** Work to complete **
Go through the entries below. Copy out every line that contains "useful".

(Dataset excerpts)
================

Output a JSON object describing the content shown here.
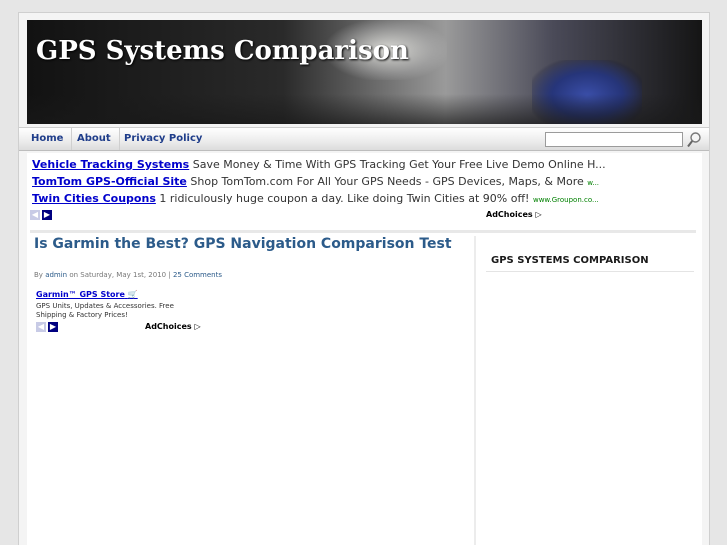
{
  "site": {
    "title": "GPS Systems Comparison"
  },
  "nav": [
    {
      "label": "Home"
    },
    {
      "label": "About"
    },
    {
      "label": "Privacy Policy"
    }
  ],
  "search": {
    "placeholder": ""
  },
  "ads": [
    {
      "title": "Vehicle Tracking Systems",
      "text": "Save Money & Time With GPS Tracking Get Your Free Live Demo Online H...",
      "url": ""
    },
    {
      "title": "TomTom GPS-Official Site",
      "text": "Shop TomTom.com For All Your GPS Needs - GPS Devices, Maps, & More",
      "url": "w..."
    },
    {
      "title": "Twin Cities Coupons",
      "text": "1 ridiculously huge coupon a day. Like doing Twin Cities at 90% off!",
      "url": "www.Groupon.co..."
    }
  ],
  "adchoices_label": "AdChoices",
  "post": {
    "title": "Is Garmin the Best? GPS Navigation Comparison Test",
    "meta_by": "By",
    "author": "admin",
    "meta_on": "on Saturday, May 1st, 2010 |",
    "comments": "25 Comments"
  },
  "ad2": {
    "title": "Garmin™ GPS Store",
    "desc": "GPS Units, Updates & Accessories. Free Shipping & Factory Prices!"
  },
  "sidebar": {
    "title": "GPS SYSTEMS COMPARISON"
  },
  "colors": {
    "link": "#0000cc",
    "post_title": "#2c5b8a",
    "nav_text": "#1f3d8a"
  }
}
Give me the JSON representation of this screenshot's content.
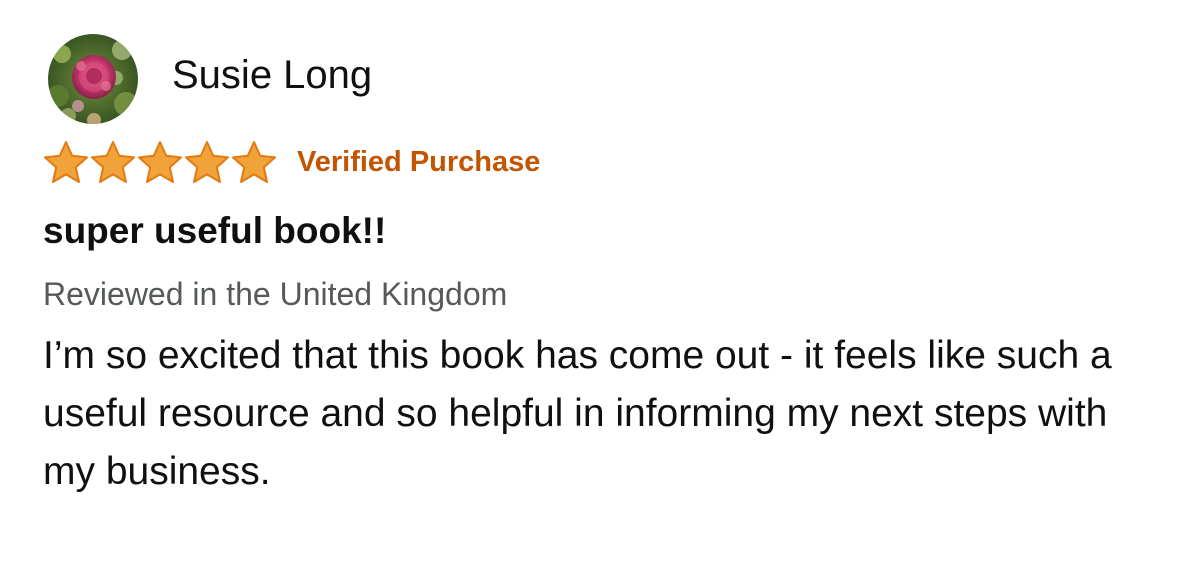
{
  "review": {
    "profile": {
      "name": "Susie Long",
      "avatar_icon": "flower-avatar-icon"
    },
    "rating": {
      "stars": 5,
      "max_stars": 5,
      "star_color": "#f0a33a",
      "star_outline_color": "#e47911"
    },
    "verified_label": "Verified Purchase",
    "verified_color": "#c45500",
    "title": "super useful book!!",
    "meta": "Reviewed in the United Kingdom",
    "body": "I’m so excited that this book has come out - it feels like such a useful resource and so helpful in informing my next steps with my business."
  }
}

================

** Result **
    "title": "super useful book!!",
    "body": "I’m so excited that this book has come out - it feels like such a useful resource and so helpful in informing my next steps with my business."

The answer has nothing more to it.